EXERCISE: Each line of the listing below must be set down exactly.

SOURCE MATERIAL:

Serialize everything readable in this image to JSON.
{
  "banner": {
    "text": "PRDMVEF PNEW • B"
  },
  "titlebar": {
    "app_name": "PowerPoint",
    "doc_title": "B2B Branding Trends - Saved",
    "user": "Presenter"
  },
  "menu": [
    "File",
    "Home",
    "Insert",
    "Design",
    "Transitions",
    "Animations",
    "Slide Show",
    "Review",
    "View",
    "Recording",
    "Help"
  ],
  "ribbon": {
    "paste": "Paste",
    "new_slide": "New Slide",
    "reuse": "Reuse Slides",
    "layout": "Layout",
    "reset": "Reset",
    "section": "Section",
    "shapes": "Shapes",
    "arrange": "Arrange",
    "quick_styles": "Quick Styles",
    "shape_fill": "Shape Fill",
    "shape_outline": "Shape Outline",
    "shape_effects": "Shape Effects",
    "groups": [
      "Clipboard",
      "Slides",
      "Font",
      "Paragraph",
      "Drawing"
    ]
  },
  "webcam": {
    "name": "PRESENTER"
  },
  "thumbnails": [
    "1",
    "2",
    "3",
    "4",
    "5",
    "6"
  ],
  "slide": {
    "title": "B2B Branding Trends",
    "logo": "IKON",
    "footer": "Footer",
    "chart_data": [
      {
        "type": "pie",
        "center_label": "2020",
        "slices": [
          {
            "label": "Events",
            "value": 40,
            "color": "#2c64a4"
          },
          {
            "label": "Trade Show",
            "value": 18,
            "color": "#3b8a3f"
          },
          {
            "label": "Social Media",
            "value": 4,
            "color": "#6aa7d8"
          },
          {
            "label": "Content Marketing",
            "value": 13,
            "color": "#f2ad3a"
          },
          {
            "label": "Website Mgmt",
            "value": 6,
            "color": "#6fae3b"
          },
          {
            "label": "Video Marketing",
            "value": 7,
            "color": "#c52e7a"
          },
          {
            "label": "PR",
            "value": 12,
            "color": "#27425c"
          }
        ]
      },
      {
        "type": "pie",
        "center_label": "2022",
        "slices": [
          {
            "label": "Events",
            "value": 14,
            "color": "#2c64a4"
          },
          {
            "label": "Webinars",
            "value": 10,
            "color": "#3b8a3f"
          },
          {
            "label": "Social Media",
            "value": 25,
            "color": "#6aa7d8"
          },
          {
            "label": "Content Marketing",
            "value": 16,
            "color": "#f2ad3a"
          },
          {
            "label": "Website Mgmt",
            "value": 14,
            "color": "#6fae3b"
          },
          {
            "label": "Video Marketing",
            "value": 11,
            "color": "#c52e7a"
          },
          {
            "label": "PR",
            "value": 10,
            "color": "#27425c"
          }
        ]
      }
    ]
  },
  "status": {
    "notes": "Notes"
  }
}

SOLUTION TO THE PROBLEM:
Serialize everything readable in this image to JSON.
{
  "banner": {
    "text": "PRDMVEF PNEW • B"
  },
  "titlebar": {
    "app_name": "PowerPoint",
    "doc_title": "B2B Branding Trends - Saved",
    "user": "Presenter"
  },
  "menu": [
    "File",
    "Home",
    "Insert",
    "Design",
    "Transitions",
    "Animations",
    "Slide Show",
    "Review",
    "View",
    "Recording",
    "Help"
  ],
  "ribbon": {
    "paste": "Paste",
    "new_slide": "New Slide",
    "reuse": "Reuse Slides",
    "layout": "Layout",
    "reset": "Reset",
    "section": "Section",
    "shapes": "Shapes",
    "arrange": "Arrange",
    "quick_styles": "Quick Styles",
    "shape_fill": "Shape Fill",
    "shape_outline": "Shape Outline",
    "shape_effects": "Shape Effects",
    "groups": [
      "Clipboard",
      "Slides",
      "Font",
      "Paragraph",
      "Drawing"
    ]
  },
  "webcam": {
    "name": "PRESENTER"
  },
  "thumbnails": [
    "1",
    "2",
    "3",
    "4",
    "5",
    "6"
  ],
  "slide": {
    "title": "B2B Branding Trends",
    "logo": "IKON",
    "footer": "Footer",
    "chart_data": [
      {
        "type": "pie",
        "center_label": "2020",
        "slices": [
          {
            "label": "Events",
            "value": 40,
            "color": "#2c64a4"
          },
          {
            "label": "Trade Show",
            "value": 18,
            "color": "#3b8a3f"
          },
          {
            "label": "Social Media",
            "value": 4,
            "color": "#6aa7d8"
          },
          {
            "label": "Content Marketing",
            "value": 13,
            "color": "#f2ad3a"
          },
          {
            "label": "Website Mgmt",
            "value": 6,
            "color": "#6fae3b"
          },
          {
            "label": "Video Marketing",
            "value": 7,
            "color": "#c52e7a"
          },
          {
            "label": "PR",
            "value": 12,
            "color": "#27425c"
          }
        ]
      },
      {
        "type": "pie",
        "center_label": "2022",
        "slices": [
          {
            "label": "Events",
            "value": 14,
            "color": "#2c64a4"
          },
          {
            "label": "Webinars",
            "value": 10,
            "color": "#3b8a3f"
          },
          {
            "label": "Social Media",
            "value": 25,
            "color": "#6aa7d8"
          },
          {
            "label": "Content Marketing",
            "value": 16,
            "color": "#f2ad3a"
          },
          {
            "label": "Website Mgmt",
            "value": 14,
            "color": "#6fae3b"
          },
          {
            "label": "Video Marketing",
            "value": 11,
            "color": "#c52e7a"
          },
          {
            "label": "PR",
            "value": 10,
            "color": "#27425c"
          }
        ]
      }
    ]
  },
  "status": {
    "notes": "Notes"
  }
}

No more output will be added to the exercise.